The actual syntax, within the script sections, is a command-tag syntax...

  • Command: Again a very familiar concept to most server owners - you use commands all the time, like /gamemode creative or /tp player. It's the same thing, just a - instead of a /.

  • Tag: This is one that's a mix of familiar and strange - if you look at the documentation for a command, it might say something like /tp <player>, indicating that you should put the name of the player into that first argument when actually using it. A tag in Denizen is essentially one of those "fill me in" placeholders, except it fills itself in. When you type <player> in a Denizen script, the system will fill in the correct player automatically for you. This is the magic trick that turns some simple commands into dynamic powerful scripts.

What Does It Look Like?

Here's an example of a simple Denizen script:

    type: task
    - narrate "Hello there, <player.name>!"
    - wait 5s
    - hurt <player> 1

That simple script, when ran, will: Greet the player by name (automatically filled in), wait 5 seconds, then the hurt the player for one hitpoint.

So, It's Like Programming?

For those familiar with programming in other languages, a lot of Denizen can be analogized into terms of those programming languages (if statements, foreach loops, etc. are basically equivalent), though it's important to note that there's a lot of very key differences between Denizen and languages like JavaScript, C#, or most other common languages.

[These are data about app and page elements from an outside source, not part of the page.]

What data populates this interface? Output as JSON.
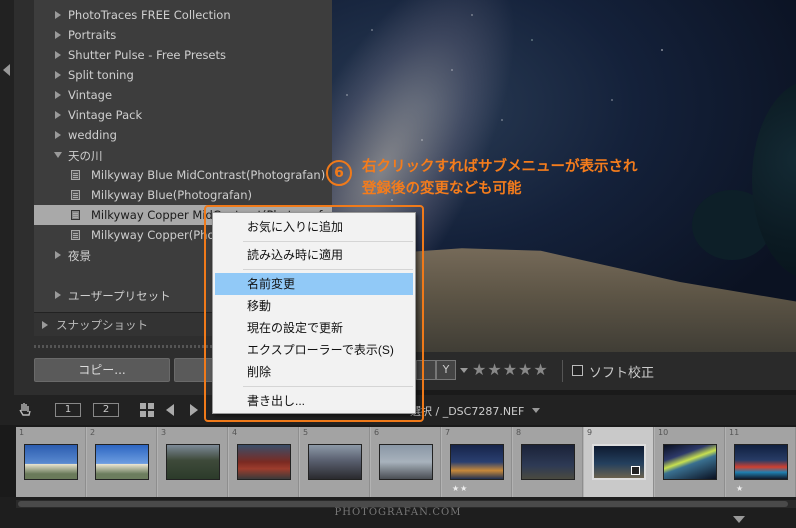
{
  "preset_panel": {
    "items": [
      {
        "label": "PhotoTraces FREE Collection",
        "type": "folder",
        "expanded": false
      },
      {
        "label": "Portraits",
        "type": "folder",
        "expanded": false
      },
      {
        "label": "Shutter Pulse - Free Presets",
        "type": "folder",
        "expanded": false
      },
      {
        "label": "Split toning",
        "type": "folder",
        "expanded": false
      },
      {
        "label": "Vintage",
        "type": "folder",
        "expanded": false
      },
      {
        "label": "Vintage Pack",
        "type": "folder",
        "expanded": false
      },
      {
        "label": "wedding",
        "type": "folder",
        "expanded": false
      },
      {
        "label": "天の川",
        "type": "folder",
        "expanded": true
      },
      {
        "label": "Milkyway Blue MidContrast(Photografan)",
        "type": "preset"
      },
      {
        "label": "Milkyway Blue(Photografan)",
        "type": "preset"
      },
      {
        "label": "Milkyway Copper MidContrast(Photografan)",
        "type": "preset",
        "selected": true
      },
      {
        "label": "Milkyway Copper(Photografan)",
        "type": "preset"
      },
      {
        "label": "夜景",
        "type": "folder",
        "expanded": false
      },
      {
        "label": "ユーザープリセット",
        "type": "folder",
        "expanded": false
      }
    ],
    "snapshot_label": "スナップショット",
    "copy_button": "コピー..."
  },
  "annotation": {
    "number": "6",
    "line1": "右クリックすればサブメニューが表示され",
    "line2": "登録後の変更なども可能",
    "color": "#f07a1a"
  },
  "context_menu": {
    "items": [
      {
        "label": "お気に入りに追加"
      },
      {
        "label": "読み込み時に適用"
      },
      {
        "label": "名前変更",
        "highlighted": true
      },
      {
        "label": "移動"
      },
      {
        "label": "現在の設定で更新"
      },
      {
        "label": "エクスプローラーで表示(S)"
      },
      {
        "label": "削除"
      },
      {
        "label": "書き出し..."
      }
    ]
  },
  "photo_toolbar": {
    "xy_label": "Y",
    "rating_stars": "★★★★★",
    "soft_proof_label": "ソフト校正"
  },
  "film_bar": {
    "view1": "1",
    "view2": "2",
    "file_info": "選択 / _DSC7287.NEF"
  },
  "filmstrip": {
    "thumbs": [
      {
        "num": "1",
        "rating": ""
      },
      {
        "num": "2",
        "rating": ""
      },
      {
        "num": "3",
        "rating": ""
      },
      {
        "num": "4",
        "rating": ""
      },
      {
        "num": "5",
        "rating": ""
      },
      {
        "num": "6",
        "rating": ""
      },
      {
        "num": "7",
        "rating": "★★"
      },
      {
        "num": "8",
        "rating": ""
      },
      {
        "num": "9",
        "rating": "",
        "active": true
      },
      {
        "num": "10",
        "rating": ""
      },
      {
        "num": "11",
        "rating": "★"
      }
    ]
  },
  "watermark": "PHOTOGRAFAN.COM"
}
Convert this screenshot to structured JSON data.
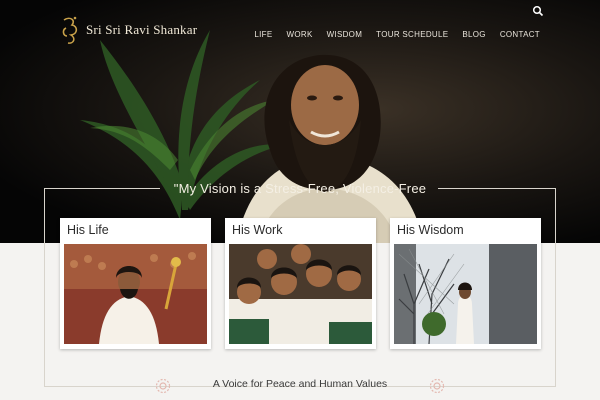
{
  "header": {
    "logo_text": "Sri Sri Ravi Shankar",
    "icons": {
      "logo": "om-logo-icon",
      "search": "search-icon"
    }
  },
  "nav": {
    "items": [
      {
        "label": "LIFE"
      },
      {
        "label": "WORK"
      },
      {
        "label": "WISDOM"
      },
      {
        "label": "TOUR SCHEDULE"
      },
      {
        "label": "BLOG"
      },
      {
        "label": "CONTACT"
      }
    ]
  },
  "hero": {
    "quote": "\"My Vision is a Stress-Free, Violence-Free"
  },
  "cards": [
    {
      "title": "His Life"
    },
    {
      "title": "His Work"
    },
    {
      "title": "His Wisdom"
    }
  ],
  "footer": {
    "tagline": "A Voice for Peace and Human Values"
  },
  "colors": {
    "hero_background": "#0a0908",
    "page_background": "#f4f3f1",
    "logo_gold": "#c9a24a",
    "frame_line": "#d8d4cc",
    "ornament": "#e3b8b0"
  }
}
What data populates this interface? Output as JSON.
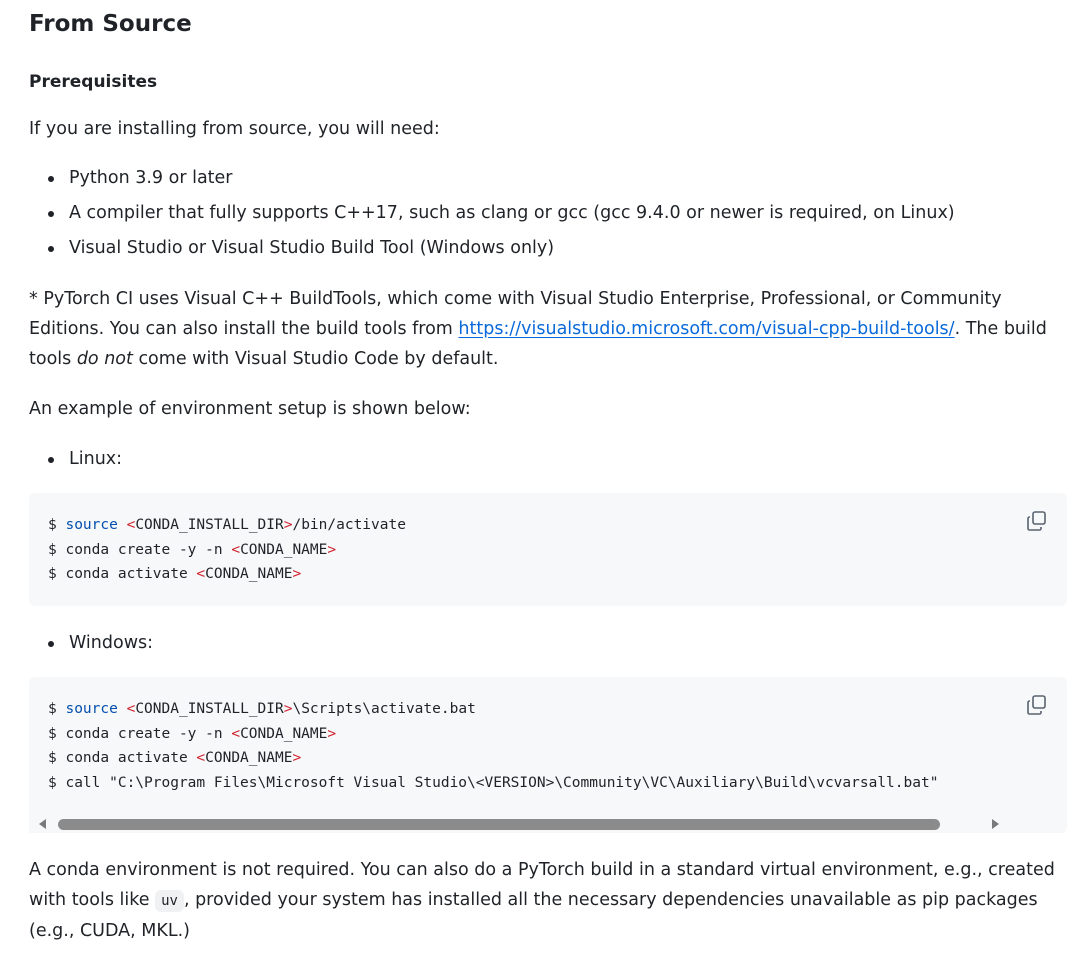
{
  "section": {
    "title": "From Source",
    "prerequisites_heading": "Prerequisites",
    "intro": "If you are installing from source, you will need:",
    "requirements": [
      "Python 3.9 or later",
      "A compiler that fully supports C++17, such as clang or gcc (gcc 9.4.0 or newer is required, on Linux)",
      "Visual Studio or Visual Studio Build Tool (Windows only)"
    ],
    "note": {
      "text_1": "* PyTorch CI uses Visual C++ BuildTools, which come with Visual Studio Enterprise, Professional, or Community Editions. You can also install the build tools from ",
      "link": "https://visualstudio.microsoft.com/visual-cpp-build-tools/",
      "text_2": ". The build tools ",
      "emphasis": "do not",
      "text_3": " come with Visual Studio Code by default."
    },
    "example_intro": "An example of environment setup is shown below:",
    "linux_label": "Linux:",
    "windows_label": "Windows:",
    "linux_code": {
      "l1_prompt": "$ ",
      "l1_cmd": "source",
      "l1_lt": " <",
      "l1_var": "CONDA_INSTALL_DIR",
      "l1_gt": ">",
      "l1_rest": "/bin/activate",
      "l2_prompt": "$ conda create -y -n ",
      "l2_lt": "<",
      "l2_var": "CONDA_NAME",
      "l2_gt": ">",
      "l3_prompt": "$ conda activate ",
      "l3_lt": "<",
      "l3_var": "CONDA_NAME",
      "l3_gt": ">"
    },
    "windows_code": {
      "l1_prompt": "$ ",
      "l1_cmd": "source",
      "l1_lt": " <",
      "l1_var": "CONDA_INSTALL_DIR",
      "l1_gt": ">",
      "l1_rest": "\\Scripts\\activate.bat",
      "l2_prompt": "$ conda create -y -n ",
      "l2_lt": "<",
      "l2_var": "CONDA_NAME",
      "l2_gt": ">",
      "l3_prompt": "$ conda activate ",
      "l3_lt": "<",
      "l3_var": "CONDA_NAME",
      "l3_gt": ">",
      "l4": "$ call \"C:\\Program Files\\Microsoft Visual Studio\\<VERSION>\\Community\\VC\\Auxiliary\\Build\\vcvarsall.bat\""
    },
    "final": {
      "text_1": "A conda environment is not required. You can also do a PyTorch build in a standard virtual environment, e.g., created with tools like ",
      "code": "uv",
      "text_2": ", provided your system has installed all the necessary dependencies unavailable as pip packages (e.g., CUDA, MKL.)"
    },
    "icons": {
      "copy": "copy-icon",
      "scroll_left": "scroll-left-arrow-icon",
      "scroll_right": "scroll-right-arrow-icon"
    }
  }
}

If you've learned one of those languages, you'll have a pretty easy time picking up Denizen - just be careful not to try to write Denizen scripts the way you would write code in common programming languages, as it just isn't the same. Depending on your preferences with programming languages, you might be surprised at how much easier Denizen is to work with than the languages you've used before.

If you're not familiar with any programming languages, don't worry - Denizen is designed at its heart to be friendly and easy to learn for those without experience. There's piles and piles of tools and helpers present to make Denizen so much easier to learn and to work with than a more intimidating language like Java.

So Denizen Is Easier To Learn And To Use... What's The Catch?

Some readers might be thinking right now "it's gotta be much less powerful, right?" ... well that's the funny part. In Denizen, you often can do more than you could do with a Java plugin. There are some exceptions (you can't go link into some random Java chess library or whatever for giggles in Denizen as you can in Java) but when it comes to interacting with the Minecraft server, Denizen not only provides the majority of the Bukkit API's functionality, and a massive set of extra utilities and quality-of-life-improvements on top, but in fact also provides a large set of functionalities not exposed to Bukkit, via NMS calls. As an example: Bukkit doesn't have an API to stick arrows into an entity, but Denizen can do that in a single quick command. Bukkit doesn't have an event for messages sent to a player, but Denizen can intercept those for you no problem, ... but Denizen has the light command ready to use at any time. There's so many more features like this, several in the category of "why doesn't Bukkit support this?! It's so useful!"

Now the other catch that might come to mind: performance. Do scripts run as fast as pure Java code would? Well... yes and no. If you go for a hard 1-to-1 comparison, tight loop in Java vs. tight loop in Denizen... Java is going to win with ease. But in real use cases, Denizen is able to keep up to a sufficient degree that for 99% of scripts you might write, there's not going to be any noticeable performance hit. Dedicated scripters have replicated the functionality of plugins like WorldGuard and kept their servers running at full tick rate without problem.